Why can't we taste anything when we're sick?
SUMMARY: While the tongue identifies four primary tastes - salty, sweet, sour and bitter - your nose is responsible for the sumptuous flavors in food.
Posted: June 3, 2014
When we come down with a cold, oftentimes our senses of smell and taste get kicked to the curb. Although taste and smell are separate senses with their own receptors, they are closely intertwined. Your nose plays a big role in what flavors your tongue can identify, and when your nasal cavity becomes congested with mucus, it may leave food tasting as bland as a board.
On a basic level, it's helpful to think about it like this: The nose and the mouth are connected. Literally, the nasal and oral cavities run into each other. That's why the mucus clogging your nose - which may also be the culprit behind bad breath - nullifies the delicious and not-so-delicious flavors of food.
Receptor cells in the mouth and nose
The tongue has thousands of taste buds that identify the four primary tastes - salty, sweet, sour and bitter - while the olfactory receptor cells in the nasal cavity measure odors that provide the sumptuous flavors in our food. These cells, when stimulated, send signals to specific areas of the brain, which make us conscious of the perception of taste. In this way, the messages that process taste and smell converge, giving us a more rounded idea of what we consume.

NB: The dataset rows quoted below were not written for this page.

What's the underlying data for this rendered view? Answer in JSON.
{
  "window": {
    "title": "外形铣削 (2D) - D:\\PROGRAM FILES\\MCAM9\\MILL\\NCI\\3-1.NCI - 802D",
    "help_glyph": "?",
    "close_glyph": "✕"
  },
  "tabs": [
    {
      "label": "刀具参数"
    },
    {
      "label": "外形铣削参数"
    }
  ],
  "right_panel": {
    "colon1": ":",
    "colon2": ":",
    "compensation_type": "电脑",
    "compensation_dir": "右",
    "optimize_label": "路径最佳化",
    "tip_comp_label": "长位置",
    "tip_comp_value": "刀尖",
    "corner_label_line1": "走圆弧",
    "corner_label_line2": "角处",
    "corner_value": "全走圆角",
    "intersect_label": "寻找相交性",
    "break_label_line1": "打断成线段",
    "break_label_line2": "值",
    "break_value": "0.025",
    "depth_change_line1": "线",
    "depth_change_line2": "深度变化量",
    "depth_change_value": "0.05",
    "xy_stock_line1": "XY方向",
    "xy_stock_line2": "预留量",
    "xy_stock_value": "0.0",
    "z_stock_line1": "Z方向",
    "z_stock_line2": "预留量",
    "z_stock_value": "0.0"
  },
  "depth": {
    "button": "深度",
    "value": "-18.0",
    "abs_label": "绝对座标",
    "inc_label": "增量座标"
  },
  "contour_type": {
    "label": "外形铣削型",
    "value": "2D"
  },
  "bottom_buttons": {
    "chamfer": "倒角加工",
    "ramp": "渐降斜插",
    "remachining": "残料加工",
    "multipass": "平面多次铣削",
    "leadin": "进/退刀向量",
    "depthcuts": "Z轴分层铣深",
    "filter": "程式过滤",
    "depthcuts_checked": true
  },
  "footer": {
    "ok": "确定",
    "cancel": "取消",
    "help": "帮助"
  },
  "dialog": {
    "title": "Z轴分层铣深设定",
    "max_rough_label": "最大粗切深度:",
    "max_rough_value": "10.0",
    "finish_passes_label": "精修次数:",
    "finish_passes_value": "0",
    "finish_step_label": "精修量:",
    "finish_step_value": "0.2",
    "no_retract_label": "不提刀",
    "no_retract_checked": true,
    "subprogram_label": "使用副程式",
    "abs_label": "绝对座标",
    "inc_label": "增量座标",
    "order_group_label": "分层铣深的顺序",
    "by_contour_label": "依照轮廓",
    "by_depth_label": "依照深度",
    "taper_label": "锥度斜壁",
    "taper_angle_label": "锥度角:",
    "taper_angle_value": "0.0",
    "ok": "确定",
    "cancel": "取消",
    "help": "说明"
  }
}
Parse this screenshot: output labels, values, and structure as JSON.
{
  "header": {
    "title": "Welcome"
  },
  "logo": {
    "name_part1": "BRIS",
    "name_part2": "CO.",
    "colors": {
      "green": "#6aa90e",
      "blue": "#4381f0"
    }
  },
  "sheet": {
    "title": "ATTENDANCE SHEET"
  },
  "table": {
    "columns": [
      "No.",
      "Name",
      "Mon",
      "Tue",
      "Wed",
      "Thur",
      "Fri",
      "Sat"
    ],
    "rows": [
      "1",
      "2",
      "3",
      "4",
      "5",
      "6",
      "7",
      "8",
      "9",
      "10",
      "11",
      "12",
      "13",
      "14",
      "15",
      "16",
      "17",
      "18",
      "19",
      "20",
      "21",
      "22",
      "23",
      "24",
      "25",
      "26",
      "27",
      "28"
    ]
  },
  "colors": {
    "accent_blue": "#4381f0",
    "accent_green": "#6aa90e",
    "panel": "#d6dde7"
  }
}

Chemicals in foods called tastants are detected by taste buds, the special structures embedded in the tongue. Every person has between 5,000 to 10,000 taste buds. Each bud consists of 50 to 100 specialized sensory cells, which become piqued by tastants like salts, sugars or acids.
Meanwhile, odorants, or odor molecules, are identified by the specialized sensory neurons in a small patch of mucus membranes lining the roof of the nose. To get these flavors - whether savory or not so savory - the odorants get stimulated by smells or chemicals in food that initiate a pattern of activity sent to the olfactory bulb. After passing to the primary olfactory cortex at the part of the frontal lobe in the brain, the message is relayed to adjacent parts of the orbital cortex where the combination of odor and taste information helps create the perception of flavor.
If mucus in your nasal passages turns too thick, molecules from the air and food can't reach your olfactory receptor cells. Therefore, your brain receives no signal identifying the odor, and everything you eat seems to taste the same. With that being said, you can still feel the texture and temperature of the food, since this information is processed on the tongue.
The lack of taste may be accompanied by post-nasal drip, a condition where mucus drips down the back of the throat instead of out through the nostrils. Post-nasal drip is normally caused by an illness such as the cold, a flu virus or nasal allergies. All of these can wipe the flavor from tasty foods.
In short, the inability to taste anything when you have a cold is intimately related to all of the sniffling. Both tastes and smells are the perception of chemicals in the air or in the food we eat. But don't blame your taste buds for the loss of flavor. It's the fault of your stuffed-up nose.